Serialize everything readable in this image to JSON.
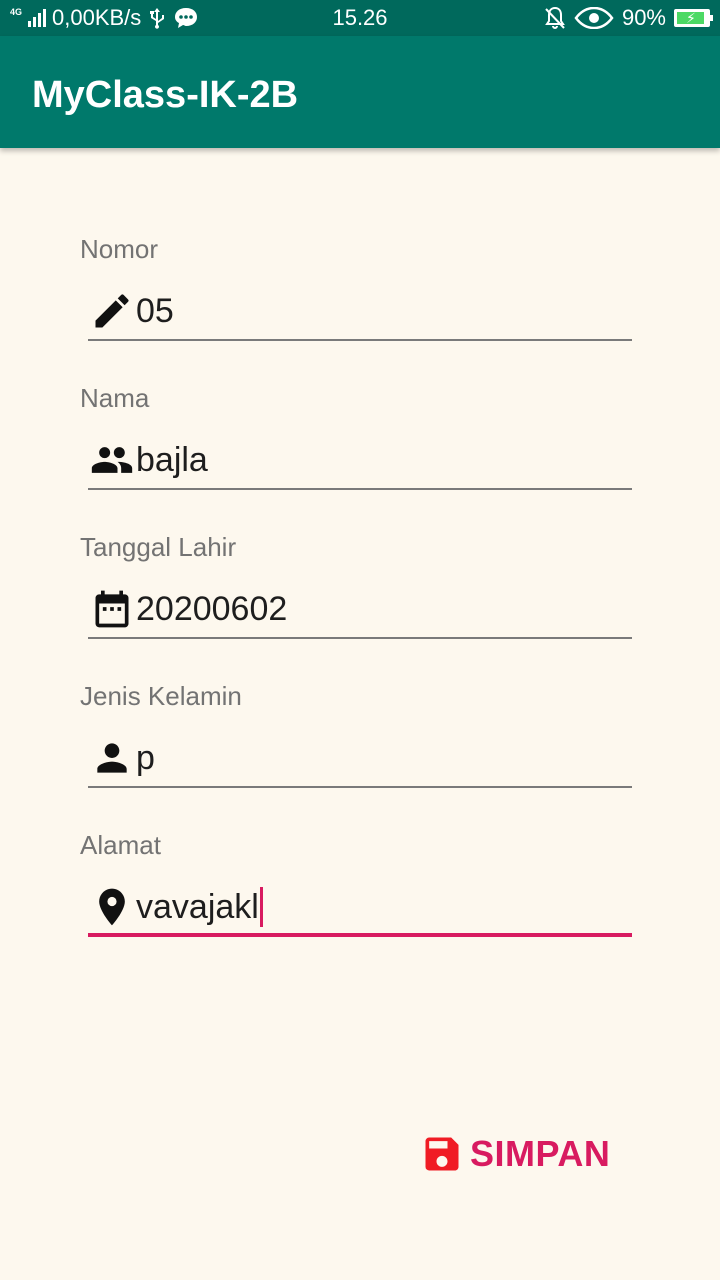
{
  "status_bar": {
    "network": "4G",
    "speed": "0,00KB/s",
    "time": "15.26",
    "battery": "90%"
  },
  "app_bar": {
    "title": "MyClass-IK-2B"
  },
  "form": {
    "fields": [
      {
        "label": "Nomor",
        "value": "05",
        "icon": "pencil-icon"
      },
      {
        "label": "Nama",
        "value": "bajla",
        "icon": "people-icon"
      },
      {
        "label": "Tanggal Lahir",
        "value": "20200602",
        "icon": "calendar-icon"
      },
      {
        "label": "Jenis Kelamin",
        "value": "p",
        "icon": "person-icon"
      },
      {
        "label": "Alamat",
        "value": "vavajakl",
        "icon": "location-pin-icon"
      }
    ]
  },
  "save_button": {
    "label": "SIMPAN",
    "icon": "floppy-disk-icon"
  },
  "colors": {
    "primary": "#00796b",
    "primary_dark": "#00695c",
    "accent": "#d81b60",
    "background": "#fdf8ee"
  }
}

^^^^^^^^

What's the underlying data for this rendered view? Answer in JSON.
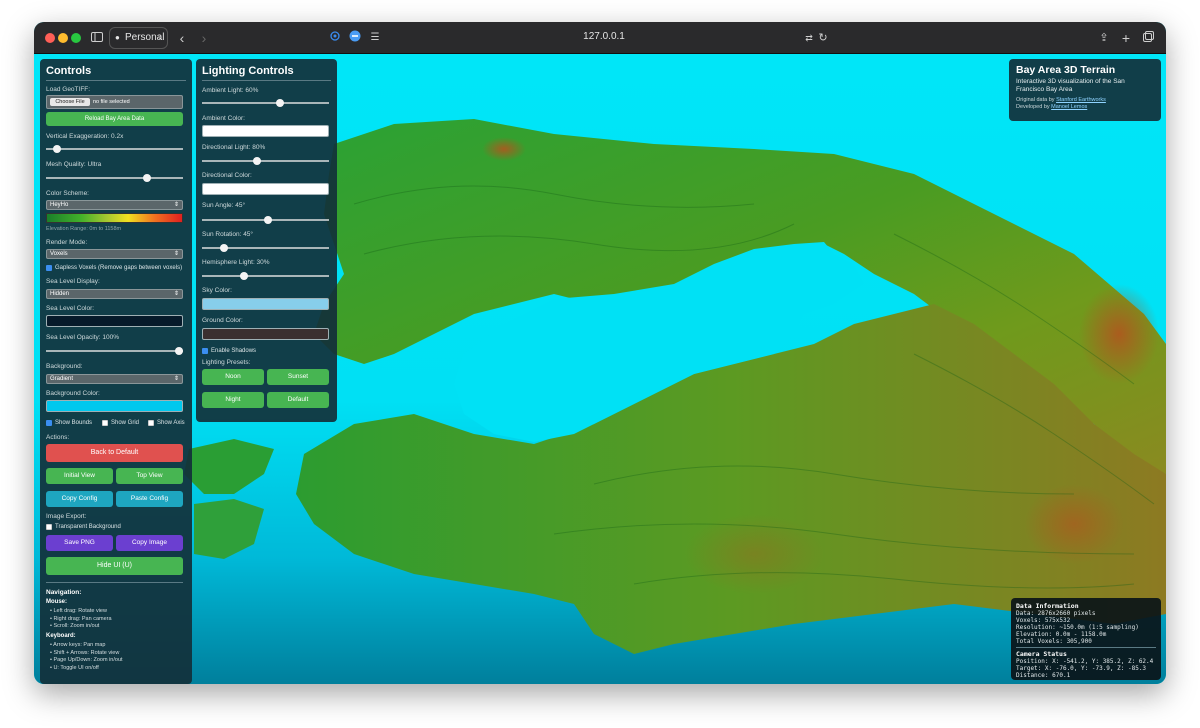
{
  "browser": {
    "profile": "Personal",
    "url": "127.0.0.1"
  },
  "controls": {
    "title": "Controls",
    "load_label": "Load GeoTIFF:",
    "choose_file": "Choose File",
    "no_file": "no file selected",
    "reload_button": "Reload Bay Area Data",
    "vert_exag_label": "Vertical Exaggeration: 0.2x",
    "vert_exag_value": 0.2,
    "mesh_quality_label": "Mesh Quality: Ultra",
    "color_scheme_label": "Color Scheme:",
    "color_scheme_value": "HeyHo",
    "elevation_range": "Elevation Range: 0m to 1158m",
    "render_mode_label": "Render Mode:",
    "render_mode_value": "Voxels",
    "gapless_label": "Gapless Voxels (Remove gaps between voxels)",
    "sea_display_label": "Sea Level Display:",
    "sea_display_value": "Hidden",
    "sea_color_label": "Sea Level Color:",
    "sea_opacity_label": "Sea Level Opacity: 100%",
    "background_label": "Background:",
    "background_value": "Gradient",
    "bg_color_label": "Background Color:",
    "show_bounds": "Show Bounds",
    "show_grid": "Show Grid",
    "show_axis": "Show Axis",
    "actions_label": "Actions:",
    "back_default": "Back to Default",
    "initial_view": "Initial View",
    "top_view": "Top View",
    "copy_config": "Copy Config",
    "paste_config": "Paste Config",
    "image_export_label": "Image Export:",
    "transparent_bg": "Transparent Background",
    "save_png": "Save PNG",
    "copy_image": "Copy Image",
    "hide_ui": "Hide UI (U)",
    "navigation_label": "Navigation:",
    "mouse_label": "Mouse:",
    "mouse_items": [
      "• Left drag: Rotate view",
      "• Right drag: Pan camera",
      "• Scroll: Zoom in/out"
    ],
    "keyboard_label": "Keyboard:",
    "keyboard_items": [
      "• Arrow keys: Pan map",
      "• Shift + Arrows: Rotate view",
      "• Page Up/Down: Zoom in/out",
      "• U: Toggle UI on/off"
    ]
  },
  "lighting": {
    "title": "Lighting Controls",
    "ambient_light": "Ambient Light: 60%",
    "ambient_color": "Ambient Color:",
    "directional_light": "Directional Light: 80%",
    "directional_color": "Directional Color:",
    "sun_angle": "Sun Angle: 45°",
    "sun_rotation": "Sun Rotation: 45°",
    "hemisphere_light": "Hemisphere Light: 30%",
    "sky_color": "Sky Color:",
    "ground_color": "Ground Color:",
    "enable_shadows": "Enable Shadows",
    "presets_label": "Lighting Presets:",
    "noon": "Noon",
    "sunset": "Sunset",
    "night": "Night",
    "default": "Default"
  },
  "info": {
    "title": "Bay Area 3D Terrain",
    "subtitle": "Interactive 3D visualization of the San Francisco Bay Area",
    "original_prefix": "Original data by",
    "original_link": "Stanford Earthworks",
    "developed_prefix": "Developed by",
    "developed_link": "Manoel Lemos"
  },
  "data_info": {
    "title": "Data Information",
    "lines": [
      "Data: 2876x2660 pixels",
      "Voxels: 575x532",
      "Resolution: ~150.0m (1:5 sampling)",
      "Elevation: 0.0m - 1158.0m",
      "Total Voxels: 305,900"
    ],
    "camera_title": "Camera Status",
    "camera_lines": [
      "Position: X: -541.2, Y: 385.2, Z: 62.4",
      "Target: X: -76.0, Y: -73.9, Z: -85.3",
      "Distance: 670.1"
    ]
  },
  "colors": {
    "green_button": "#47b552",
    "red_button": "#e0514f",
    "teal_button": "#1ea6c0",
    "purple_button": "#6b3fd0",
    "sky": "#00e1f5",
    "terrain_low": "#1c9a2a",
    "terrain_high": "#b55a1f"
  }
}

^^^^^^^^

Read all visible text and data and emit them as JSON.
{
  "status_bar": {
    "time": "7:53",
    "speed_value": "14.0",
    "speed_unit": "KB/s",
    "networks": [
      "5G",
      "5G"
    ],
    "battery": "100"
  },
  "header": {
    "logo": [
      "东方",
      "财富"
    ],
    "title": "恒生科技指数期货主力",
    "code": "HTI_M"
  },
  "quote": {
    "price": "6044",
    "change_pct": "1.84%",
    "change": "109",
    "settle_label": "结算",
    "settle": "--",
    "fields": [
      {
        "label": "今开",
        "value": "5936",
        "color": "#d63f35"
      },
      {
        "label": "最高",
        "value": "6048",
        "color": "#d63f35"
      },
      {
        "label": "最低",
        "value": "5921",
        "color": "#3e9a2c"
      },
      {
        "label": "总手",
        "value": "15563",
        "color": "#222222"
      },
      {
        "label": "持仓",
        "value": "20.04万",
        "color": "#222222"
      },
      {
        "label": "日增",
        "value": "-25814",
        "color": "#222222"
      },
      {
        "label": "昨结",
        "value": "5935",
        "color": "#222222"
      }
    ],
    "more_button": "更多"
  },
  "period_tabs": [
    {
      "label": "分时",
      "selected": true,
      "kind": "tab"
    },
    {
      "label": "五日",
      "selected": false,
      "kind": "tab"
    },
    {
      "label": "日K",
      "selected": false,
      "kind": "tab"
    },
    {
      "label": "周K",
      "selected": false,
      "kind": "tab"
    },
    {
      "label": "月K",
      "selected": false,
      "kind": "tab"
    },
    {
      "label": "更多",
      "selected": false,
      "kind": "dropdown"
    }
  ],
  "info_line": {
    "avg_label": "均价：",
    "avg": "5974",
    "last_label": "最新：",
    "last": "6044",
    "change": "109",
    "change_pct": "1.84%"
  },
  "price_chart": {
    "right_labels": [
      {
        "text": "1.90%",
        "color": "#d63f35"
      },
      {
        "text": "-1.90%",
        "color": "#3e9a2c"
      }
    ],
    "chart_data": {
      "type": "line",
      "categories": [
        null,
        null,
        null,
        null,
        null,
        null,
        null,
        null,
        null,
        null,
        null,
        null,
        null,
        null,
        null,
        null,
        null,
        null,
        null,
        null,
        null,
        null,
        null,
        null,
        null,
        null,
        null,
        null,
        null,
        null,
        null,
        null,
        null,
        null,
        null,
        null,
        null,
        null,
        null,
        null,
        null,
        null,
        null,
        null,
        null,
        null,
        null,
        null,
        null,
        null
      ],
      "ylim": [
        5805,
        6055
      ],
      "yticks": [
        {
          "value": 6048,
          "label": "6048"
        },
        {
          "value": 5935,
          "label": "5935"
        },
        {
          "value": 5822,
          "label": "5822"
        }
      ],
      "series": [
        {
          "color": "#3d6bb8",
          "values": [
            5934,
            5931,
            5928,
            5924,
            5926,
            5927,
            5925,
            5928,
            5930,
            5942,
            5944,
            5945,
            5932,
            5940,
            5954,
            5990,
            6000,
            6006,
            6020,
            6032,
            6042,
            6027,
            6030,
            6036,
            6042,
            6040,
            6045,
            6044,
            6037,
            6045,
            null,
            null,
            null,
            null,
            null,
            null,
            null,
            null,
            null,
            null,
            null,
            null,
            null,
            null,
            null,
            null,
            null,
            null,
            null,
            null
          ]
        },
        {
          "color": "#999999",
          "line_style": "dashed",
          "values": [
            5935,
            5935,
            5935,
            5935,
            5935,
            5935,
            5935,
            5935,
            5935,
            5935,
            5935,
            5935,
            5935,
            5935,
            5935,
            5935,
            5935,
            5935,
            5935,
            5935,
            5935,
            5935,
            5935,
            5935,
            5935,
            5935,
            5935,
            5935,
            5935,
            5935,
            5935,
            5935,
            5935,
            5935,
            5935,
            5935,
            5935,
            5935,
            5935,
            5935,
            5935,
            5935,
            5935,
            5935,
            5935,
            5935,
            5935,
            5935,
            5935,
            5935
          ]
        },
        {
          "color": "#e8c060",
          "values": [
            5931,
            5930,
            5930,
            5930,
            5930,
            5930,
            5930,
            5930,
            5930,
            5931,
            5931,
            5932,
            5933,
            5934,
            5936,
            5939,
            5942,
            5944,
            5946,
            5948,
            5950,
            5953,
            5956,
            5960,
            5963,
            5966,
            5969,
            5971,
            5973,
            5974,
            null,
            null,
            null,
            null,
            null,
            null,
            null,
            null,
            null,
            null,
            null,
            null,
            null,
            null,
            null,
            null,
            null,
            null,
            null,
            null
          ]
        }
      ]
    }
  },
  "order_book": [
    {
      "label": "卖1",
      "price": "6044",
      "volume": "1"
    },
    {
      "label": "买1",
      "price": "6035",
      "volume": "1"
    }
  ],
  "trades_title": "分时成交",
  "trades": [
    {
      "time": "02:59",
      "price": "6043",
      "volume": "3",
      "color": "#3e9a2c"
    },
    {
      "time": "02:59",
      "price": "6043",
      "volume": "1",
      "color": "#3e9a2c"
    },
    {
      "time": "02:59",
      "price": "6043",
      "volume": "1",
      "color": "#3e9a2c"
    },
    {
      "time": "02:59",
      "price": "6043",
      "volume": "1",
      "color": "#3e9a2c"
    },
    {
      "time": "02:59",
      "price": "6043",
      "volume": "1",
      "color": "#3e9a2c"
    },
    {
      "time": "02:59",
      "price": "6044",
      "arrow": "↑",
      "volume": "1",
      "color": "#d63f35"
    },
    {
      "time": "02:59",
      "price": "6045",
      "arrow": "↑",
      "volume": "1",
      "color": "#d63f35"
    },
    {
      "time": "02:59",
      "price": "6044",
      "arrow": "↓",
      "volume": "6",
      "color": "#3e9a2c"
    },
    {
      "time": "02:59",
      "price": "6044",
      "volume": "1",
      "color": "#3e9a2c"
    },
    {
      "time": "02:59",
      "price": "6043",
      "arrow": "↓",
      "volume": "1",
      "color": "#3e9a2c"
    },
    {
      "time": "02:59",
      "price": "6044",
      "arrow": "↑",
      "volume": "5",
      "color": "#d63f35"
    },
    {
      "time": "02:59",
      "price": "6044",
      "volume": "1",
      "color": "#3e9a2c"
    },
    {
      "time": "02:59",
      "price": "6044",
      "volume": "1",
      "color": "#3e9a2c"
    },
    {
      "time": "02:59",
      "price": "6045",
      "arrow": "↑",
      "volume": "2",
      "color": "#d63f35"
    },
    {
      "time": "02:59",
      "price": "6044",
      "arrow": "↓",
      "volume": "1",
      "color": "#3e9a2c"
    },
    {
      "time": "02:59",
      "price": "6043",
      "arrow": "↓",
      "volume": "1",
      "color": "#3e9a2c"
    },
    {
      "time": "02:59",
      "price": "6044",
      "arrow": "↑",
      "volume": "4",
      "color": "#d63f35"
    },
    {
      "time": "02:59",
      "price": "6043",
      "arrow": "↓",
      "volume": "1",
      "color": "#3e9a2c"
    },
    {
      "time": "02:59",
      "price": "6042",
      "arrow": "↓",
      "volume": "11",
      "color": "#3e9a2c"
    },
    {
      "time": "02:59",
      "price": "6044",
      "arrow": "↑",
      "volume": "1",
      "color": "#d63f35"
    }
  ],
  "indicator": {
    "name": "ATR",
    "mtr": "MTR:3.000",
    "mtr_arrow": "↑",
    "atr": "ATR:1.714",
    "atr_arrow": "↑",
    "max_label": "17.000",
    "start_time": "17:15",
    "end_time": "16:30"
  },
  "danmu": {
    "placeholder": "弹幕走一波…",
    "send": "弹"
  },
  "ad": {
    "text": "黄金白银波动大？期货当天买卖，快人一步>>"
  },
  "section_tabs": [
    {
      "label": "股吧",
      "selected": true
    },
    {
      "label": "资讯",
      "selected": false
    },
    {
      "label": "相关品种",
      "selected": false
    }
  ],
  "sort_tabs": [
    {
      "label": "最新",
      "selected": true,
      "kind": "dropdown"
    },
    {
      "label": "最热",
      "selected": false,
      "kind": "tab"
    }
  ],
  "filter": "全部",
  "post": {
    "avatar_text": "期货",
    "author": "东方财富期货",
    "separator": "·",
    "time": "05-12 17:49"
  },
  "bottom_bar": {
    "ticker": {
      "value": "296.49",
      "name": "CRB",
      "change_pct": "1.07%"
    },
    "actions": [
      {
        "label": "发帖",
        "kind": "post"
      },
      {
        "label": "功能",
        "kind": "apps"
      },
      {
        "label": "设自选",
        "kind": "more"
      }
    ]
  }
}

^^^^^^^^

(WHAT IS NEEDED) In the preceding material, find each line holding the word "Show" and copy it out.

(SOLUTION TO THIS TASK)
    "show_bounds": "Show Bounds",
    "show_grid": "Show Grid",
    "show_axis": "Show Axis",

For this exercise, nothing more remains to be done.